INSTRUCTIONS FOR THE TASK. Your output should consist of the data, copied exactly.

AVAILABLE DATA.
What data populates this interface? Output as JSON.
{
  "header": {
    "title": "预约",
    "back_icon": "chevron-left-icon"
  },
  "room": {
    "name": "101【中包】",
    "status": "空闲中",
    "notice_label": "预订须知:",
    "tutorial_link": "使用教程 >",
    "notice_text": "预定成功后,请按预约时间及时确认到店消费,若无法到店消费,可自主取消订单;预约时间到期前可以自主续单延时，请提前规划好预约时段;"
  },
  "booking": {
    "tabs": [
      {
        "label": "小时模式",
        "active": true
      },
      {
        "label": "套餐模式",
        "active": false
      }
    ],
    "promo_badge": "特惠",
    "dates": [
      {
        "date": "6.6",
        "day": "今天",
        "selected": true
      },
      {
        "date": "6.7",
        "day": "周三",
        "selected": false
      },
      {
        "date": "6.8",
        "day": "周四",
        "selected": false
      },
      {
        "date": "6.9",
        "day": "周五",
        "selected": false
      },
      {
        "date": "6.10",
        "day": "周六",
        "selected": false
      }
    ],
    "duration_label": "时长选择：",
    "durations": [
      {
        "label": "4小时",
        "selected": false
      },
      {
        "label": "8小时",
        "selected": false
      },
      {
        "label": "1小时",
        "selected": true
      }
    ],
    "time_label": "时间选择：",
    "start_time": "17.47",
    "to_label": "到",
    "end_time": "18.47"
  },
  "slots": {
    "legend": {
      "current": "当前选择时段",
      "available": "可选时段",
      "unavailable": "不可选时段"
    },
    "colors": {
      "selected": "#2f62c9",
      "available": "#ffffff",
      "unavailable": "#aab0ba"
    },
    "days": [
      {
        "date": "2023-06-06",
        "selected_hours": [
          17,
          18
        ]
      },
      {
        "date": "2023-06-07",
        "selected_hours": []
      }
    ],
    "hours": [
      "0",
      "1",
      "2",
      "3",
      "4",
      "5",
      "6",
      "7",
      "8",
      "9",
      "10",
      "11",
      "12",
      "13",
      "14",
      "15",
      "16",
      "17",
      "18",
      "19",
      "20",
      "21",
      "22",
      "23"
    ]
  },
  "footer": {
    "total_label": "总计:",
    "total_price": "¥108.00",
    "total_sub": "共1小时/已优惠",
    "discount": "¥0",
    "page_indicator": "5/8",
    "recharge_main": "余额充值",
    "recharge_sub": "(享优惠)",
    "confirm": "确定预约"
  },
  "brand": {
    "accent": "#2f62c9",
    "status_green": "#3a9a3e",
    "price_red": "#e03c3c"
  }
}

TASK RESPONSE.
What data populates this interface? Output as JSON.
{
  "header": {
    "title": "预约",
    "back_icon": "chevron-left-icon"
  },
  "room": {
    "name": "101【中包】",
    "status": "空闲中",
    "notice_label": "预订须知:",
    "tutorial_link": "使用教程 >",
    "notice_text": "预定成功后,请按预约时间及时确认到店消费,若无法到店消费,可自主取消订单;预约时间到期前可以自主续单延时，请提前规划好预约时段;"
  },
  "booking": {
    "tabs": [
      {
        "label": "小时模式",
        "active": true
      },
      {
        "label": "套餐模式",
        "active": false
      }
    ],
    "promo_badge": "特惠",
    "dates": [
      {
        "date": "6.6",
        "day": "今天",
        "selected": true
      },
      {
        "date": "6.7",
        "day": "周三",
        "selected": false
      },
      {
        "date": "6.8",
        "day": "周四",
        "selected": false
      },
      {
        "date": "6.9",
        "day": "周五",
        "selected": false
      },
      {
        "date": "6.10",
        "day": "周六",
        "selected": false
      }
    ],
    "duration_label": "时长选择：",
    "durations": [
      {
        "label": "4小时",
        "selected": false
      },
      {
        "label": "8小时",
        "selected": false
      },
      {
        "label": "1小时",
        "selected": true
      }
    ],
    "time_label": "时间选择：",
    "start_time": "17.47",
    "to_label": "到",
    "end_time": "18.47"
  },
  "slots": {
    "legend": {
      "current": "当前选择时段",
      "available": "可选时段",
      "unavailable": "不可选时段"
    },
    "colors": {
      "selected": "#2f62c9",
      "available": "#ffffff",
      "unavailable": "#aab0ba"
    },
    "days": [
      {
        "date": "2023-06-06",
        "selected_hours": [
          17,
          18
        ]
      },
      {
        "date": "2023-06-07",
        "selected_hours": []
      }
    ],
    "hours": [
      "0",
      "1",
      "2",
      "3",
      "4",
      "5",
      "6",
      "7",
      "8",
      "9",
      "10",
      "11",
      "12",
      "13",
      "14",
      "15",
      "16",
      "17",
      "18",
      "19",
      "20",
      "21",
      "22",
      "23"
    ]
  },
  "footer": {
    "total_label": "总计:",
    "total_price": "¥108.00",
    "total_sub": "共1小时/已优惠",
    "discount": "¥0",
    "page_indicator": "5/8",
    "recharge_main": "余额充值",
    "recharge_sub": "(享优惠)",
    "confirm": "确定预约"
  },
  "brand": {
    "accent": "#2f62c9",
    "status_green": "#3a9a3e",
    "price_red": "#e03c3c"
  }
}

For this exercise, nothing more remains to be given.